Hate Eternal - Total Destruction
It was at the last moment that we were able to arrange a guestlist for this very heavy evening, but the almighty Sledgehammer Messiah and me still decided to go and see this show. Unfortunately we missed the opening act of which I also forgot the name. I thought it was something with the word ‘shadow’ in it and I know they were from Poland. Too bad, but there were still two other very heavy acts to come.
So the first band we saw was Spawn Of Possession. This was actually the very first death metal band I ever saw, and back then they already made a good impression on me. I saw them some time later at some festival in 013, but I didn’t see too much of it then. So I was quite curious on how this show would be. Well, in short, extremely high technical death metal that was played on extreme tempo’s for most of the show is what these Scandinavians put up. If you didn’t pay attention for three seconds you would miss like twenty guitar and drums strikes. It was all played fairly tight and the vocalist made sure there was some enthusiasm on stage as well. In the end we were completely overwhelmed with death metal riffs, blastbeats and grunts and thus more than warmed up for the mayhem yet to come
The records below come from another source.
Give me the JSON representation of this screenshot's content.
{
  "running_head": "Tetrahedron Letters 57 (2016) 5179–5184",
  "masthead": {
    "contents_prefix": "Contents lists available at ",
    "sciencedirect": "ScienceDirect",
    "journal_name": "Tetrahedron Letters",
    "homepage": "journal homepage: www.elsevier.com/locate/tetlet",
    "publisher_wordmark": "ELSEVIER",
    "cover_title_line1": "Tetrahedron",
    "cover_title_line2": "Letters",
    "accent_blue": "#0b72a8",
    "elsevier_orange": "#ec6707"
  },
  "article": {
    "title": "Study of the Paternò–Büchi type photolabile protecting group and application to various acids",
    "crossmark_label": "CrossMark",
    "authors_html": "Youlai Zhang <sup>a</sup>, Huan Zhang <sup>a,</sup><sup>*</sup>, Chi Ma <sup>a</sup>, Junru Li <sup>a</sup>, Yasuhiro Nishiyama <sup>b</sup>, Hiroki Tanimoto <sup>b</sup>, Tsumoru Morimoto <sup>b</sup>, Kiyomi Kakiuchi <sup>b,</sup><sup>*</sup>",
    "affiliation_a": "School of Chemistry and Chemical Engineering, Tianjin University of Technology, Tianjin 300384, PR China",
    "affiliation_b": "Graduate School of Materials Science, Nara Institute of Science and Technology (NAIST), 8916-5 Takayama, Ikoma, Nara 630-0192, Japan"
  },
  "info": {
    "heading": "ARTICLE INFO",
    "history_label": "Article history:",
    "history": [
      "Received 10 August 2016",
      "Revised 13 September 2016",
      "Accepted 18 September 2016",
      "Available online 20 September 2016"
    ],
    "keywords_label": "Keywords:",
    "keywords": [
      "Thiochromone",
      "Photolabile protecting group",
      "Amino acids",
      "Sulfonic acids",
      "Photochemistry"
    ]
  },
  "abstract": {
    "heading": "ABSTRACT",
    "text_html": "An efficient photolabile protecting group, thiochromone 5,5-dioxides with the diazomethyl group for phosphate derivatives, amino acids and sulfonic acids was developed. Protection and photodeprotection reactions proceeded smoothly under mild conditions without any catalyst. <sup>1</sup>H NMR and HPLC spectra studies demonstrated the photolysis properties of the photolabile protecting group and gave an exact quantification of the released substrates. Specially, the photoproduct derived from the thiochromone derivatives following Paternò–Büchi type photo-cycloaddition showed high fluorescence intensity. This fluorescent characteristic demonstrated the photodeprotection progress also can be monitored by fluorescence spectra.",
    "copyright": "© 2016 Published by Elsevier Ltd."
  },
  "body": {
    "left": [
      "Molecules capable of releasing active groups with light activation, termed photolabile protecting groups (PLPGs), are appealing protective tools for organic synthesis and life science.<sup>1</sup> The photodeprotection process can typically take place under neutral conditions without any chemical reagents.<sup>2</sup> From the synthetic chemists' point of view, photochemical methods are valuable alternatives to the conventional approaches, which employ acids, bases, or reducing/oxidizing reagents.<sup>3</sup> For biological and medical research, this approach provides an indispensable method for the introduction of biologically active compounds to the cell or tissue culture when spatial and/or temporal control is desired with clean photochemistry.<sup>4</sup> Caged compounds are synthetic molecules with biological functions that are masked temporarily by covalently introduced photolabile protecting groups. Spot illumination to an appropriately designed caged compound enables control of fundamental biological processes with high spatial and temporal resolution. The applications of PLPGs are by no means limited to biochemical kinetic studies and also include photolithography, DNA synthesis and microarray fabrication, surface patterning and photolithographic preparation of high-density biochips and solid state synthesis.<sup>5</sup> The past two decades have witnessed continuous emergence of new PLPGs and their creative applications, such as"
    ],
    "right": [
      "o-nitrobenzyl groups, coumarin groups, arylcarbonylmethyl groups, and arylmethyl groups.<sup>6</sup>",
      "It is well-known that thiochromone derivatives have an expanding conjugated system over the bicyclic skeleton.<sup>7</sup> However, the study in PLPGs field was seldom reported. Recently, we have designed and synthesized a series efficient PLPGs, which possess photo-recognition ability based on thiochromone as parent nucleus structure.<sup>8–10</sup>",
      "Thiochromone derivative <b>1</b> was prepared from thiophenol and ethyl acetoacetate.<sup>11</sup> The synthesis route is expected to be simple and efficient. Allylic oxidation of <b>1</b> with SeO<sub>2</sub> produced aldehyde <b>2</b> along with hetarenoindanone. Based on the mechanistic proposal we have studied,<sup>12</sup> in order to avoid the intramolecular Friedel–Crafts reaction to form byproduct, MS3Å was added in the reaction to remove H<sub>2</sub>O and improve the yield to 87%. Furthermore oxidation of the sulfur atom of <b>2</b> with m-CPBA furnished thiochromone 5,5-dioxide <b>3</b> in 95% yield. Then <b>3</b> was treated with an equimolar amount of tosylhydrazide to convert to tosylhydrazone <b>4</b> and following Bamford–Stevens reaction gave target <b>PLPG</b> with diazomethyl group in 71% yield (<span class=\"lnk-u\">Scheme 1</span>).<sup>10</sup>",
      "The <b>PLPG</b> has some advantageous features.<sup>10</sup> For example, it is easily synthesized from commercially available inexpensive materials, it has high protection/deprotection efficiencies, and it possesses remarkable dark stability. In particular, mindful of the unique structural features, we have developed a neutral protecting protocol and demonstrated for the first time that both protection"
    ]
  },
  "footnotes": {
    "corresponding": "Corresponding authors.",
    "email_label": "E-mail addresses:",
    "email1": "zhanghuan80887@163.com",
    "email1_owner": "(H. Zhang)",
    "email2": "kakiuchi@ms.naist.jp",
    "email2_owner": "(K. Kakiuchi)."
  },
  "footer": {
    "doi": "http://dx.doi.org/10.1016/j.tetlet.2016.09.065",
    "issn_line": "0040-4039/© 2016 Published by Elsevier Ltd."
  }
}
Review by DemonDust
When Hate Eternal entered the stage you could immediately see the charisma of these guys. The respect for them grows almost to absurd heights when you see them perform live. They gave a show which absolutely approaches the essence of aggressiveness and hate; you really feel the adrenaline pumping through your veins and it’s remarkable that this endures the entire show. The drummer, Reno Kiilerich for this European tour, plays a major part in this. He just keeps throwing those blastbeats out of his body and striking the bass drums; and this extremely tight without losing any of the enormous power he puts in his hits. The vocals of Erik Rutan and Randy Piro work out fantastic and especially in a song like ‘Behold Judas’ they are extremely well combined. Between the songs there where regularly atmospheric samples on tape played, which gave the band a moment to restore their strength and tune the guitars and gave the audience a pleasant pause before getting the hate spit out over them again. It’s a positive point that they perform in a three piece, because in this way the great solos can be excellent heard and a second guitarist isn’t missed a moment. This amazing show ends with one of my favorites: ‘The King of all Kings’. Erik and Randy really should sing the chorus of this song simultaneously because then it would even blow you further away. With this small occurrence the only negative point passed by in an extremely stunning and hateful gig.
Review by Sledgehammer Messiah